And it’s better not to pre-digest it; it’s better to give spiritual food from the heart and then leave it—give the youngster the opportunity to think for himself, suffer, contemplate, and come to his own conclusions. Of course, it is an art to direct Him to Christ; but there is no other way. If we truly want them to become real believers we have to take risks. But that’s how it is for anything. We always have to differentiate between their ages—this is very important. It also makes a big difference whether it is a boy or a girl. There are specific points. We have to recognize their right to their own choice and mistakes. God Himself has granted this right, in the form of their free and unique souls. This is a priori.
In general, any conversation about faith should begin not with theological points but with the right heart. Remember the words of the apostle Paul in his first epistle to the Corinthians? Howbeit that was not first which is spiritual, but that which is natural; and afterward that which is spiritual (1 Cor. 15:46). For example: A cup was shattered. Children were playing. One second, and the child’s gaze is searching for support—just a moment ago he was sinless and happy (the fiftieth Psalm is not appropriate here), but now he is worried; he’s not frightened yet but he’s already expecting… What is the child expecting? What might he hear from us? There are in fact only two possibilities. The first is his parents’ fury and rage, then punishment—and as a result, fear, paralysis of thought and feelings, and finally, in the future, weakness of soul. No conclusions were drawn whatsoever. We are hasty in punishing children, and as a rule we punish them not for moral transgressions (laziness, deceit, baseness, cowardice) but because they kept us from “relaxing”, or we’ve lost something. And second: What a wonderful opportunity for the adult, for the parent, is this spontaneous example in life. How can we set priorities? We have to take advantage of them and show what is most important. For example. The younger one broke the cup, and the older sister cleans it up. We can suggest to the younger one that he should thank his sister and kiss her on the cheek; that he should not be afraid to admit his mistake and know how to correct it. We can teach him that he should be careful with things—after all, he has to keep his conscience clear with respect to God, people, and things. This of course applies more to the older children. And for the older children it will be a good example of love and helping others, as well as a good exercise—don’t count your merits and good deeds. A cup is a little matter, but great benefit can come out of it.
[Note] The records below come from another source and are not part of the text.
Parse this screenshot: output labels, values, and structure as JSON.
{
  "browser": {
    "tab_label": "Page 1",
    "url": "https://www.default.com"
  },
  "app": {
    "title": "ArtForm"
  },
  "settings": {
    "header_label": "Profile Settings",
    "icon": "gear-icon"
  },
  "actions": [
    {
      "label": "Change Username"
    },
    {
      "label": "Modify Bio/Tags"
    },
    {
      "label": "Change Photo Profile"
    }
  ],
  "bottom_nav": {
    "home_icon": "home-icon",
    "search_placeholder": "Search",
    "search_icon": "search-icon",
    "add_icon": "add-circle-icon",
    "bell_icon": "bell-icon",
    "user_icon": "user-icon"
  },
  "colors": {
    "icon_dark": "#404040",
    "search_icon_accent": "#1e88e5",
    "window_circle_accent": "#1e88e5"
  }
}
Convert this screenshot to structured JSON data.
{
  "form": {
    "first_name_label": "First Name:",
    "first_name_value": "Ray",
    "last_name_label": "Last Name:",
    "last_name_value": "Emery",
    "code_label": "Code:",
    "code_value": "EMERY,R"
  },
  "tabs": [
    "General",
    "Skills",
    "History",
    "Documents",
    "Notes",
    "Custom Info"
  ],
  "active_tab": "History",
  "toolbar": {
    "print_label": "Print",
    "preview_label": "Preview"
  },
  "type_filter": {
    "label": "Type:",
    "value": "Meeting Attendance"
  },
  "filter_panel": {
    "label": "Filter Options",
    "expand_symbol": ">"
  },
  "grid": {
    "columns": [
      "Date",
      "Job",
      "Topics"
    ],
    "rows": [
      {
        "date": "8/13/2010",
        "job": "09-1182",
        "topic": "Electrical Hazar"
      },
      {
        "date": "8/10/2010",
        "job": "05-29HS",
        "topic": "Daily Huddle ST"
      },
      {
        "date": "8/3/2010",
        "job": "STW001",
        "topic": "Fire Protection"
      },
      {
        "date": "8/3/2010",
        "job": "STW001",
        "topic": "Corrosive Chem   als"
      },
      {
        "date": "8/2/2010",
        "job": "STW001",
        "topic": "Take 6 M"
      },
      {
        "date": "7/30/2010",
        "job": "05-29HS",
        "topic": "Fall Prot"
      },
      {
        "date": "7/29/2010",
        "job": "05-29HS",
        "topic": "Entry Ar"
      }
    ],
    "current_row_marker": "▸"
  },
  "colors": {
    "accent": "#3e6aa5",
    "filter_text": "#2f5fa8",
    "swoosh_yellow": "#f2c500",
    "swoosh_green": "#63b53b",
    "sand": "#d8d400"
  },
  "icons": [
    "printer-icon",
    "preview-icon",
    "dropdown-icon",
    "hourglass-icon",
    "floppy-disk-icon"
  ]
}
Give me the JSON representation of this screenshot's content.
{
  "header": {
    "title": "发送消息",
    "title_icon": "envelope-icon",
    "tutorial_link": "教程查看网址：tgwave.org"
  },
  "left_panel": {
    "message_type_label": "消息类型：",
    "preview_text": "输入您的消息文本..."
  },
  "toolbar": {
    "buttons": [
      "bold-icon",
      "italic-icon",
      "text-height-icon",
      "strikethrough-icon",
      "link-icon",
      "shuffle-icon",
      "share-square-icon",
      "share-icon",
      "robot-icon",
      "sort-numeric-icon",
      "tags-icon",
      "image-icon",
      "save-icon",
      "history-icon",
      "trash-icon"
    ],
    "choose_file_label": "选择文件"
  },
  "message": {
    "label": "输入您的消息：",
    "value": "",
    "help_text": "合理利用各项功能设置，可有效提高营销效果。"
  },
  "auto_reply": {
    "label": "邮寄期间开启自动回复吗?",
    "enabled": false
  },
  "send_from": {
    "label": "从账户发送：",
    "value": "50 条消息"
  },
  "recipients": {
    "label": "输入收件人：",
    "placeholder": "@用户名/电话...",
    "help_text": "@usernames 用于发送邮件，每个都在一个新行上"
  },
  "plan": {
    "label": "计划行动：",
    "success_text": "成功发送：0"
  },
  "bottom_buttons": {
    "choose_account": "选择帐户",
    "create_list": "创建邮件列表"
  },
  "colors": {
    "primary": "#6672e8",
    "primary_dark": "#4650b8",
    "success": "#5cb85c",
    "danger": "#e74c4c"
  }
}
In any case, it is not your company but his friends’ company that interests the teenager, and you have to recognize that that’s how it is; it’s obvious. But our conversation should be heart to heart, and then the youngster cannot but feel this and appreciate it. We cannot force them to never make mistakes or commit sins; this is impossible in principle. They act as did the inexperienced, inattentive, self-assured Eve. They think that the whole world lies at their feet, and they want to try sin “with their teeth”. However, it is one thing to spit it right out, but another thing to reach for the next “fruit”. Here we can succeed in building a foundation, a backbone, which will someday be our children’s support; and we hope that they will make their choice in favor of goodness and virtue.